=== Entries shown ===
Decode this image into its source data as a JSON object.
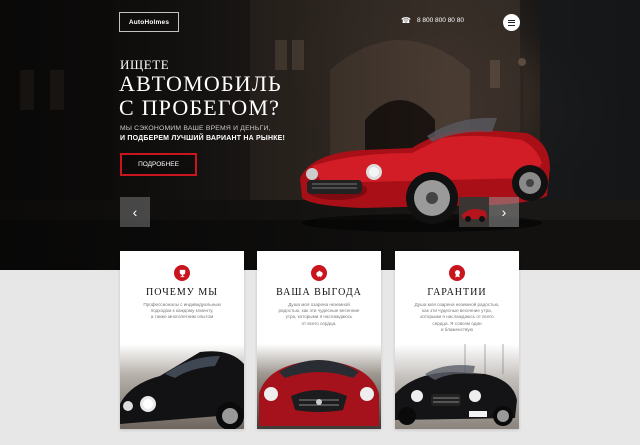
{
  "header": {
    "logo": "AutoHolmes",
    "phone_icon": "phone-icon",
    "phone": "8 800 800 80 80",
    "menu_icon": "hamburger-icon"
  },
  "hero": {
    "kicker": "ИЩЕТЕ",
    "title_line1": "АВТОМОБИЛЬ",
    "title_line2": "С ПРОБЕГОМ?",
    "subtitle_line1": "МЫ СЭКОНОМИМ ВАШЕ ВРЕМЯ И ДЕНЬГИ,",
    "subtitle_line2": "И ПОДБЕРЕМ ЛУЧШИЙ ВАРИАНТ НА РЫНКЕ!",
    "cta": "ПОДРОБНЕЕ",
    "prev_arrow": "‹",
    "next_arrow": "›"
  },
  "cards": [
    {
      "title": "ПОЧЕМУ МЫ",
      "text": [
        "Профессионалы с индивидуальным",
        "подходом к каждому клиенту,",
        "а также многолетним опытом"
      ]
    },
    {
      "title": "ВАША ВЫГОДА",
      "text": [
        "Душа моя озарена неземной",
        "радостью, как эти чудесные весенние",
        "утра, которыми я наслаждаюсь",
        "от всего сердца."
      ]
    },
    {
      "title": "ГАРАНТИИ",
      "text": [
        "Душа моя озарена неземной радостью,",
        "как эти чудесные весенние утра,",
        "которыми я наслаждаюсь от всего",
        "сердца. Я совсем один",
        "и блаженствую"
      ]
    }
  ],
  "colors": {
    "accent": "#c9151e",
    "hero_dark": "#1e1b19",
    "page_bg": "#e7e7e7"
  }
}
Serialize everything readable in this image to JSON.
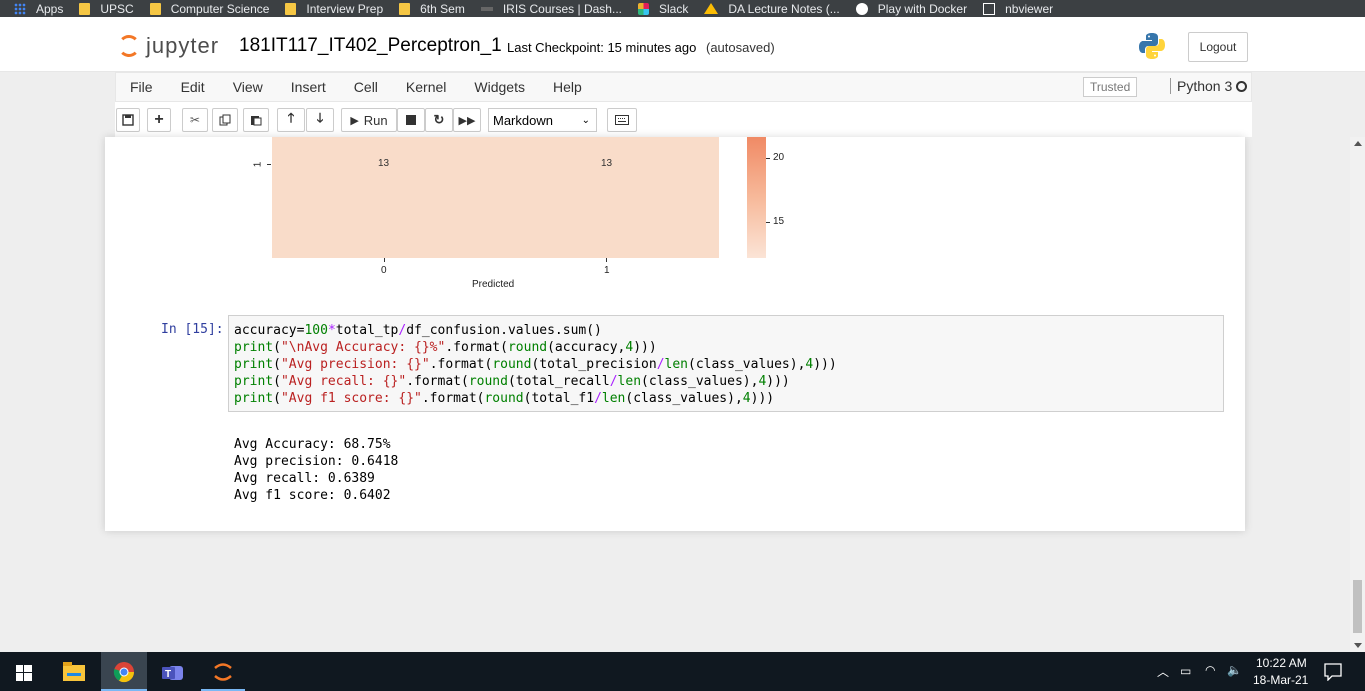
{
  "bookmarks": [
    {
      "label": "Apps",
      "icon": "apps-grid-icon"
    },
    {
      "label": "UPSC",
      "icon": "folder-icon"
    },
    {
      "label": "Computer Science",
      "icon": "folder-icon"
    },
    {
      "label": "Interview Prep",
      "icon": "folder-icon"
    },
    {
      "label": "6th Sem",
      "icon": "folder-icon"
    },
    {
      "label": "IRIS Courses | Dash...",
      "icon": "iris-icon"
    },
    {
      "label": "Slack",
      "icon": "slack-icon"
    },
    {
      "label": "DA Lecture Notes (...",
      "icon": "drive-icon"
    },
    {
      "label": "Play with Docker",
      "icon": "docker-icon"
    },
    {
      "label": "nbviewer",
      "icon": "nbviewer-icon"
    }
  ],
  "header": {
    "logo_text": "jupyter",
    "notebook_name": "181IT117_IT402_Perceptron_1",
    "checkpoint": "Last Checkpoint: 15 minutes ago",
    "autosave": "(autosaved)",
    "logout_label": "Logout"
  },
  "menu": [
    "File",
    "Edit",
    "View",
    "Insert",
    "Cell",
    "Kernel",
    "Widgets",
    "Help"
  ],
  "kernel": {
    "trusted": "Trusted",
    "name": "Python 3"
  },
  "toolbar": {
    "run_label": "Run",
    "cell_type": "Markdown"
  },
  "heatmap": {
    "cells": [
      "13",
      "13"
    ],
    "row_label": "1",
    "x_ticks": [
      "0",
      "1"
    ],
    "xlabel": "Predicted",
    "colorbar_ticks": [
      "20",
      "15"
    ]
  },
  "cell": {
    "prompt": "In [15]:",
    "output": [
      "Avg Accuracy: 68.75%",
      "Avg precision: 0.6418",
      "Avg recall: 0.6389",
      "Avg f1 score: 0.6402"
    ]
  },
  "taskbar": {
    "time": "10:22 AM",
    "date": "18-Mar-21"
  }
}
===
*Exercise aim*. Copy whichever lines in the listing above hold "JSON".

*Exercise response*.
Decode this image into its source data as a JSON object.
Serialize everything readable in this image to JSON.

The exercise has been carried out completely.